There has been a lot of conflicting reviews over the latest LP release from Portland’s highly regarded scholarly-rockers, The Decemberists. Before you’re able to make an accurate judgement on The Hazards of Love, however, it is important to keep one fact in mind: this is a concept album. Now, before you say “I KNOW, I do read pitchfork after all!”, think about what that means towards the way you judge the record. A normal album you’d expect to be varied, to exude growth while also retaining the essence of past records. But when viewing a concept album you can’t really judge it as a collection, you have to look at it as one, really freaking long song.
After one listen to The Hazards of Love, you’ll understand why this warning is expressed. The groups singer and mastermind Colin Meloy originally intended the albums story to be written in play form. Somewhere along the line he decided it slipped more organically into the realm of “rock opera”, and thus THOL was born. Essentially, the story covers a tale of the romance between William and Margaret, Will’s mean Queen/witch mother, and a nasty little man called The Rake. I’m not going to attempt to offer a play by play of the records story line. There are plenty of guesses out there on the Internet and frankly – I’m still not 100% sure of it.So here’s my opinion – I really enjoy this album. Although it doesn’t strike the same chord as Picaresque or Her Majesty, it feels like the album the Decemberists have been dying to get out of their system. It scales from grand to simple, mixes heavy metal with folk, and features epic guest vocals from Becky Stark (Lavender Diamond), Shara Worden (My Brightest Diamond), and Jim James (My Morning Jacket).
If you know much of anything about writing and plots, you know that Colin Meloy sure as hell does too. We’ve got protagonists, antagonists, irony, metaphors, foils, and character developments all wrapped up into 17 songs. But the thing to remember is that when you’re listening to it, it probably isn’t for the plot as it is for the music itself. So although Colin has scored some major literary points (doesn’t he have enough?) with this record, there isn’t much sense in focusing in on it here – let’s talk about the music, man.
There’s a lot of reoccurring scores over the course of the record, something that I find to be one of its strengths. The first is, obviously, The Hazards of Love, which grabs the title for four of the records songs and leads to the climactic claim “These hazards of love/ nevermore will trouble us”. The second is my favorite melody from the album, and one that crescendos and swells gorgeously throughout, “The wanting comes in waves”.
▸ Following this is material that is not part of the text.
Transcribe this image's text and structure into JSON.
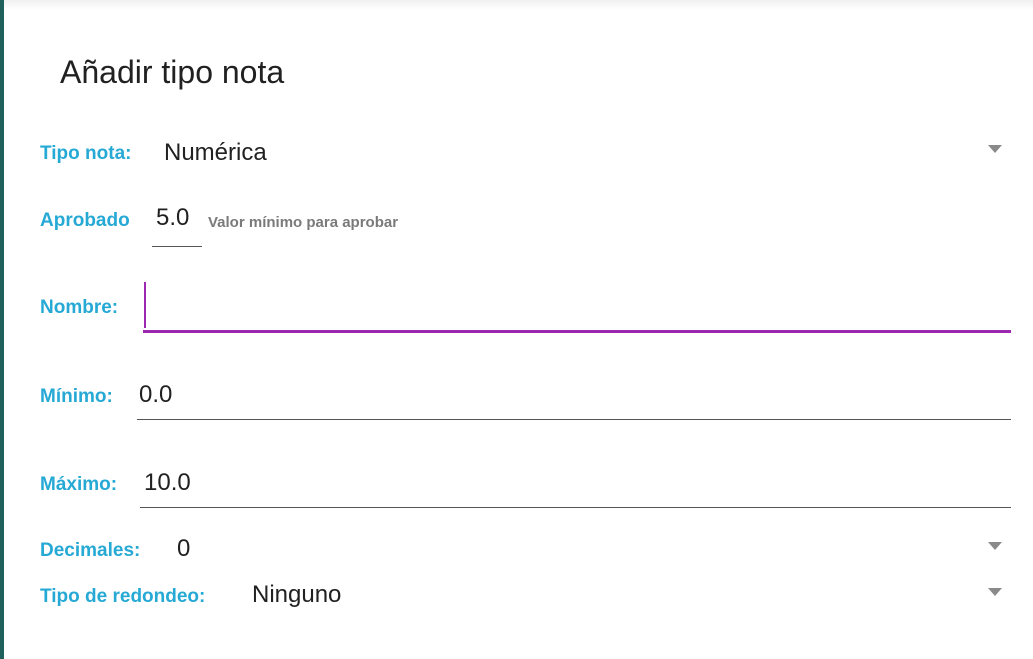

Interspersed with these reoccurring tracks are those that are dedicated to key events or characters in the story. The songs about our trecherous Queen are in a word: epic. “The Queens Rebuke at the Crossing” is a metal (read: Chris Funk) inspired tune with Shara Worden providing intense vocals. Margarets songs are more folk and organ inspired, softer melodies that are meant to mirror her gentle and innocent nature. The first single from the album (can this album truly have a single, I wonder?), “The Rakes Song” is the disturbing tale of our character The Rake killing off his children (although you can rest assured that they haunt him in the end).
In my opinion, the standout track from The Hazards of Love is our conclusionary track, “The Hazards of Love 4 (The Drowned)”. Although the upbeat and intense songs on the album do their work, The Decemberists strength has always been their ability to craft folksy lullabys. And a folksy lullaby that drowns the star-crossed lovers? All the better.
Experiencing this album live will definitely be the factor that makes or breaks your opinion of it, because I think it’s the setting the album is meant to be experienced in. Without seeing Colin & company act out the plots twists and turns live then its just like trying to listen to a musical soundtrack without seeing the play. Sounds alright, but what the hell is going on?
North Carolinians can catch The Decemberists perform The Hazards Of Love June 4th at Raleigh’s Memorial Hall Auditorium.